One day, for no particular reason my son said, “Mom, I think you were born at a good time. You know, before electricity. And then you got to have electricity.” I asked how old he thought I was. My son shrugged.
I was born before a lot of life changing things were ubiquitous — cell phones, the internet, video games, tv remotes, MTV (do they still have MTV?) But one thing I wasn’t born before is electricity. Thank gawd he didn’t say indoor plumbing or ask about my pet dinosaur.
My childhood took place in the 70s, I explained. NOT the 1870s. And we did things a little differently. Most notably, hours went by without my parents having any idea where I was, what I was doing or whom I was with. I had boundaries — the busy streets that bordered my neighborhood — but this left blocks and blocks of territory to roam. I was most likely riding my bike downhill with no hands and without wearing a helmet.
I ate garbage. Not literal garbage but ravioli from a can, cereal with the brightest colors and a lot of Jay’s chips. My mom had a crate of flavored pop delivered to our house once a week and I slurped down the orange ones. Now I won’t buy anything in a can (chemical liners), bright cereals (artificial colors) or pop (sugar).
There were only a handful of channels on our television, which was a giant wooden piece of furniture in the corner of the room, and no remote control. Sometimes my dad shouted from the window for me to come inside to switch shows for him. Today my son speaks into a remote that understands english and changes itself from among hundreds of channels.

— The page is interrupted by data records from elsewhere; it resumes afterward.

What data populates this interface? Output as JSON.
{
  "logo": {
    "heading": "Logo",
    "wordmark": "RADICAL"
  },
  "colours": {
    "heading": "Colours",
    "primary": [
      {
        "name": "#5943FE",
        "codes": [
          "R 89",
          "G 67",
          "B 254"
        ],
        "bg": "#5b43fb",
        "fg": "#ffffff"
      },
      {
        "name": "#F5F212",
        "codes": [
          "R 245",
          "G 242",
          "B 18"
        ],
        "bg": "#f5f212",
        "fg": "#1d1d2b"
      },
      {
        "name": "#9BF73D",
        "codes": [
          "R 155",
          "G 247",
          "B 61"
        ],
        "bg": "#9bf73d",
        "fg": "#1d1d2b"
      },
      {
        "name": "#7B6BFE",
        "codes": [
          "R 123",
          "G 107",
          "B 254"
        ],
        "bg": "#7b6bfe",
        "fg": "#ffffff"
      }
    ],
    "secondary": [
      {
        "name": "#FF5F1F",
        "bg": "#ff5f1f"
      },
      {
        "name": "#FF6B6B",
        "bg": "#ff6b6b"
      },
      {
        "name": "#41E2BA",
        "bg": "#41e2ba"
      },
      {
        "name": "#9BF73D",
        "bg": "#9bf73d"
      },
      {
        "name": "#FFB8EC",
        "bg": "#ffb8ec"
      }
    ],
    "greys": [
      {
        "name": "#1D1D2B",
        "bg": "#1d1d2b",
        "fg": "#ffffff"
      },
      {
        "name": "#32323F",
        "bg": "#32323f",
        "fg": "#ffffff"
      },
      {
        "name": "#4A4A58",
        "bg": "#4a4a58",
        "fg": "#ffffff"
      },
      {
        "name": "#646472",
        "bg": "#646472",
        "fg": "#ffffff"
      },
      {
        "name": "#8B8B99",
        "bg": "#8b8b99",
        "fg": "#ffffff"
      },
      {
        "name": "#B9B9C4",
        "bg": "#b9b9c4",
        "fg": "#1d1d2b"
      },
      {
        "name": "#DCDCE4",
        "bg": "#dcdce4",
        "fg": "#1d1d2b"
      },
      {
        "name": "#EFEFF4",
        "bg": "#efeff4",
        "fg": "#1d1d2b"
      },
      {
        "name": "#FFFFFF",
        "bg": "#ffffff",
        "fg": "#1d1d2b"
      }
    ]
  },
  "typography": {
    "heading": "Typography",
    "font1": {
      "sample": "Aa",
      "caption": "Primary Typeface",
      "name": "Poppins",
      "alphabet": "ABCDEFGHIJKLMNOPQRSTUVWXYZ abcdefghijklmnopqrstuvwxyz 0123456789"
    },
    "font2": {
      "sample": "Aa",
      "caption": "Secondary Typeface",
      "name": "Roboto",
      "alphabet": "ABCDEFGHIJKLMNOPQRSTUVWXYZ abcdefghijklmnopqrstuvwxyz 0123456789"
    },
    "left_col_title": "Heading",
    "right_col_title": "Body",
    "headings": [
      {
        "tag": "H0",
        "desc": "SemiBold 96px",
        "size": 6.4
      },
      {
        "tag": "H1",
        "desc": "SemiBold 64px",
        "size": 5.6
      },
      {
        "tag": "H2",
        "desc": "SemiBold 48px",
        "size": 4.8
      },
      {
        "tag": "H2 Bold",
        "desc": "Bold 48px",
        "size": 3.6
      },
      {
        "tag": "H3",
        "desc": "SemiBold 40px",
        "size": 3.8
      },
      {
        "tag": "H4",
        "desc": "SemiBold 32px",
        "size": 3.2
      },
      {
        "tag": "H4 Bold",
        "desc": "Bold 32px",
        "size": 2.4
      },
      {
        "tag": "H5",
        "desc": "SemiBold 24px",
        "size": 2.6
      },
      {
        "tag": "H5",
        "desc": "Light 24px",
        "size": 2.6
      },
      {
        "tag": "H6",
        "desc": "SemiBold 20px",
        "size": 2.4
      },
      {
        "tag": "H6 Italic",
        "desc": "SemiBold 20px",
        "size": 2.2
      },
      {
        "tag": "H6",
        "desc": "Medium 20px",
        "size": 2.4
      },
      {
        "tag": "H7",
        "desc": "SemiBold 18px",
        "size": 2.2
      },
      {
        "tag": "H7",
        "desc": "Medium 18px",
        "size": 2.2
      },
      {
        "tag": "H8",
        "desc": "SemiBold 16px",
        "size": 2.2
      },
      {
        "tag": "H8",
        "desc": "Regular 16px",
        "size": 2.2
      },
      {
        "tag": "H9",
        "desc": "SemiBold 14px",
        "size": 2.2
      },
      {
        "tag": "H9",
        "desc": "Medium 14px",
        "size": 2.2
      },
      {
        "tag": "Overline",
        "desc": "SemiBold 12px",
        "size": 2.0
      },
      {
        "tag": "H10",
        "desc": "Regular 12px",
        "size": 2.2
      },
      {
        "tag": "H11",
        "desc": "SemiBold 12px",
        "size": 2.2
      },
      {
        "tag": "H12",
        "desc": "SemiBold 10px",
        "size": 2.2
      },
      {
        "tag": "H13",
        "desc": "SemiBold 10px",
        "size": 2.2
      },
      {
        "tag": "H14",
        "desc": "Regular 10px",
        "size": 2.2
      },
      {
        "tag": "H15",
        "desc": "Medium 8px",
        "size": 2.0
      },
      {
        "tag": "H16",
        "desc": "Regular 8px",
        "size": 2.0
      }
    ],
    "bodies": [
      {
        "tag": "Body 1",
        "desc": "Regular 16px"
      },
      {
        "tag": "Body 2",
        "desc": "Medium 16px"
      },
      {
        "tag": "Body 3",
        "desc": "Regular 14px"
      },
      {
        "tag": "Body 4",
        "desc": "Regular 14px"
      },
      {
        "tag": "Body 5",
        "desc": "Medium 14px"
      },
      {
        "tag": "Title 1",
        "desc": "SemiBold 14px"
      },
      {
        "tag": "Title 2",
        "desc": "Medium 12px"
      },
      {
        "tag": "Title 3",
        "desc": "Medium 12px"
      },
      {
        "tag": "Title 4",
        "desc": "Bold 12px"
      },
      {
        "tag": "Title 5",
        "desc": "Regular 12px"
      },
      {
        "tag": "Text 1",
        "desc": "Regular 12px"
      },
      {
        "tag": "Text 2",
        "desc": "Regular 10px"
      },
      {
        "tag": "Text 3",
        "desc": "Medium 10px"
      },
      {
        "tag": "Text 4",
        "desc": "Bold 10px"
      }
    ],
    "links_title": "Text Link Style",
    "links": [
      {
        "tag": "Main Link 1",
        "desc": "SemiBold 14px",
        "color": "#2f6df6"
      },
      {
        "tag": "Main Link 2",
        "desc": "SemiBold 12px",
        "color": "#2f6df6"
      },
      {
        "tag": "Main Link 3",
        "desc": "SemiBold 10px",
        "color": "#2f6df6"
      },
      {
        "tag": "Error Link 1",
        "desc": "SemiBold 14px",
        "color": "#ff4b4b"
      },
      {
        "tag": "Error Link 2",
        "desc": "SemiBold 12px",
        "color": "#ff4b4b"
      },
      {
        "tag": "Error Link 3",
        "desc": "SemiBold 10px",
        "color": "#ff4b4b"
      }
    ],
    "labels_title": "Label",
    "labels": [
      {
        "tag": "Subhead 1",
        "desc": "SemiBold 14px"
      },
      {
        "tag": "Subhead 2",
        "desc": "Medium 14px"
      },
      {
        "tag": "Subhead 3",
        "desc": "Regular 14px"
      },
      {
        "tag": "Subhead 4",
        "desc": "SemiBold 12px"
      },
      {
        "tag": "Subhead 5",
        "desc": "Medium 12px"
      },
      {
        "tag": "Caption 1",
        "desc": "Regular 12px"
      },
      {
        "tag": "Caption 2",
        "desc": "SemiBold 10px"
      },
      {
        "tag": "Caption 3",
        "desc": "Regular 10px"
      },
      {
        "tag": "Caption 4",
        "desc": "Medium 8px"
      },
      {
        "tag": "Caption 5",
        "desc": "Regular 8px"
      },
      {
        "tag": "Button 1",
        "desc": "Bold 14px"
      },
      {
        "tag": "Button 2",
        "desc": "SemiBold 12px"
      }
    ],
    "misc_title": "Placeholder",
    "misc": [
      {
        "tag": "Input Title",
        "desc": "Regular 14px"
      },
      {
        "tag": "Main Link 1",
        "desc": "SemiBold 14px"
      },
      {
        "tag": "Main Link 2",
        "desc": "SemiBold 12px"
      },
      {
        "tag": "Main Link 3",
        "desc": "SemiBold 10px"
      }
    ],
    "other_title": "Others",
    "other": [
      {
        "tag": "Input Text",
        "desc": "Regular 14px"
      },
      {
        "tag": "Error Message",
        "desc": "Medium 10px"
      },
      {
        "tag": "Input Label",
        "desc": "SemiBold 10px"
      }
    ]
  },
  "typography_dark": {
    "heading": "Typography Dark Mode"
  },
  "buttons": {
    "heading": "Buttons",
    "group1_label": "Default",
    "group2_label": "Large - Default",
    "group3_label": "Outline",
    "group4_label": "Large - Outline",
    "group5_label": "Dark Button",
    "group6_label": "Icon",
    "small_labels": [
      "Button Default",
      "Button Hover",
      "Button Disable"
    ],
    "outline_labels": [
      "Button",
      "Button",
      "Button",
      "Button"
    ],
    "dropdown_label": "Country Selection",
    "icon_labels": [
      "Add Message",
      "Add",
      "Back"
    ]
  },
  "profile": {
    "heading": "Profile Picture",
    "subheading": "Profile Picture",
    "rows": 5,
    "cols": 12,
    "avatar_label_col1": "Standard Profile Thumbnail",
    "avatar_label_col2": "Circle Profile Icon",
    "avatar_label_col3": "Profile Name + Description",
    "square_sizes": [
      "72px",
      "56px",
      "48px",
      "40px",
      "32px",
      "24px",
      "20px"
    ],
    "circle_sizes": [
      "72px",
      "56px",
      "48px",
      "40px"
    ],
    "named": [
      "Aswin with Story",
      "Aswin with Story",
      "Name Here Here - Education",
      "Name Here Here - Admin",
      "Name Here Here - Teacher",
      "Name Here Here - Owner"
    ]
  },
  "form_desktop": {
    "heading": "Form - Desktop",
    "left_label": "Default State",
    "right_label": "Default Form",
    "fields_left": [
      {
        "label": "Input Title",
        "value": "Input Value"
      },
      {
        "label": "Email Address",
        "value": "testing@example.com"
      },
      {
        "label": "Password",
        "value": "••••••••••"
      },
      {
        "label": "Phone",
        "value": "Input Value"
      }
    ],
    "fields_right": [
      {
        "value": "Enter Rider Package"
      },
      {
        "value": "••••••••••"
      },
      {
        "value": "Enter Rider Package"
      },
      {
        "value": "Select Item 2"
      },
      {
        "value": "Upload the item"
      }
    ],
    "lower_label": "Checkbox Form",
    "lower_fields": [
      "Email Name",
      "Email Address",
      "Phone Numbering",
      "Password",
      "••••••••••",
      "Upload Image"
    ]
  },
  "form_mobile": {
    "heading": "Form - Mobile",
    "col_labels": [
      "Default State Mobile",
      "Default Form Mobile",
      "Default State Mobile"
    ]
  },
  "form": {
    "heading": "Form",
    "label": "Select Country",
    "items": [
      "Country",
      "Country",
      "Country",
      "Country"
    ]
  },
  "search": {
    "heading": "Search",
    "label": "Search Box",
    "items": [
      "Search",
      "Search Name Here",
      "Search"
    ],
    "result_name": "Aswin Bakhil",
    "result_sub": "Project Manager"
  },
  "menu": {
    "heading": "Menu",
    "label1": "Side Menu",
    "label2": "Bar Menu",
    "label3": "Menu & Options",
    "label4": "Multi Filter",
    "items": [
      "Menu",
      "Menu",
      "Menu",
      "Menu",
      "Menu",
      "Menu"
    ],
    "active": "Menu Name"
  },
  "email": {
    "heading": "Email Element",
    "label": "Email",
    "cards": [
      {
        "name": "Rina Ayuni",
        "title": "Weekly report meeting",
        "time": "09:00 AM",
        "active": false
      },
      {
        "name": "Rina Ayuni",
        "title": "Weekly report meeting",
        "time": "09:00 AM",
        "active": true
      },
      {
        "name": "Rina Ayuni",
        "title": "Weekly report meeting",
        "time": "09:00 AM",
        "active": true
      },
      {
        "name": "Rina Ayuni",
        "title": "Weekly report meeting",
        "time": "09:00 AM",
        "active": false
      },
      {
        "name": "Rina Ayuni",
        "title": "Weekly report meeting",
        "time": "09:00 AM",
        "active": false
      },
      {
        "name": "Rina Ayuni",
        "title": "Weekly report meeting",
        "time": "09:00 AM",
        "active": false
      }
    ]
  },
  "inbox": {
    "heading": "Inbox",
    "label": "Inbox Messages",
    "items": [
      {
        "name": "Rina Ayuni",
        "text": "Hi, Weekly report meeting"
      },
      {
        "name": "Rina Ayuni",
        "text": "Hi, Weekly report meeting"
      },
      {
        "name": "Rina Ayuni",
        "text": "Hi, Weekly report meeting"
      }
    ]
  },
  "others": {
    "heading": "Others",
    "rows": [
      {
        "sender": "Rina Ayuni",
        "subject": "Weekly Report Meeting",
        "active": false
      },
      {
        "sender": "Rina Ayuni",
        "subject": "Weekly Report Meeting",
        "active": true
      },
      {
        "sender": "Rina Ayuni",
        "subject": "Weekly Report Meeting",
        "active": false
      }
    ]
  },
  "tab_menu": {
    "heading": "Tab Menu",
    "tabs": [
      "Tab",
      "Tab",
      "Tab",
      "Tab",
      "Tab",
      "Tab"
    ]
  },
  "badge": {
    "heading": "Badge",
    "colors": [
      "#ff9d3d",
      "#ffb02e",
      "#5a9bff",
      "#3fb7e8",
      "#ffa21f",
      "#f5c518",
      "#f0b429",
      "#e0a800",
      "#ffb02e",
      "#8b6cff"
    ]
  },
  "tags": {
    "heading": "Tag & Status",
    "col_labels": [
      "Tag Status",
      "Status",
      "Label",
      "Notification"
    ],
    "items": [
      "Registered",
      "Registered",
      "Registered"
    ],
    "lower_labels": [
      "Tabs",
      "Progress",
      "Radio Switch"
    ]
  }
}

Everything was simple. I don’t remember feeling overstimulated, stressed out or FOMO, which are things my son feels strongly. I often used my imagination rather than electronics to pass the time. I didn’t have expectations of being constantly entertained. A favorite pastime was to stare at the clouds and find animals. I filled a lot of afternoons doing nothing. Yet it was enough.
I don’t think my son feels the same way. He has anxiety from having too many choices and a surreal awareness of the ticking clock hanging over his childhood. He thinks about the choices he didn’t make, things he doesn’t have and the experiences he didn’t create. Nobody escapes this thought loop these days — I certainly don’t — but I don’t remember thinking like this as a kid.
I suggested to my son we have a 1970s day, which meant we eat food I ate at his age and play outside. This was met with little enthusiasm. Canned Italian food was declared “gross” (it is) and going outside was “not good for our skin” (kind of). The whole experiment fell apart after I dug up my old Merlin and showed him what hand-held computer games used to look like.
It’s a vastly different world, and pretending the fun I had in 1979 is relevant to my son now is silly. His life would seem crazy to eleven year-old me. He suffers through brutal amounts of homework that’s more complicated than mine ever was, and I can’t imagine the stress of living with social media during the awkward tween years. (Is tween a new word?) When I put myself in his shoes (which actually fit my feet) I realize I have no idea how he does it. How is he growing up normal and sane with all these distractions? How is he not royally messed up from the pressure?
And when did my cute little baby boy become a tween with his childhood half over? I hate that he’s growing up so fast. It’s like somebody pressed fast-forward on our lives and then one day he woke up taller than me.
But he will always be my baby boy, who somehow thinks I did my homework by lantern light, yet knows too much about other more important things.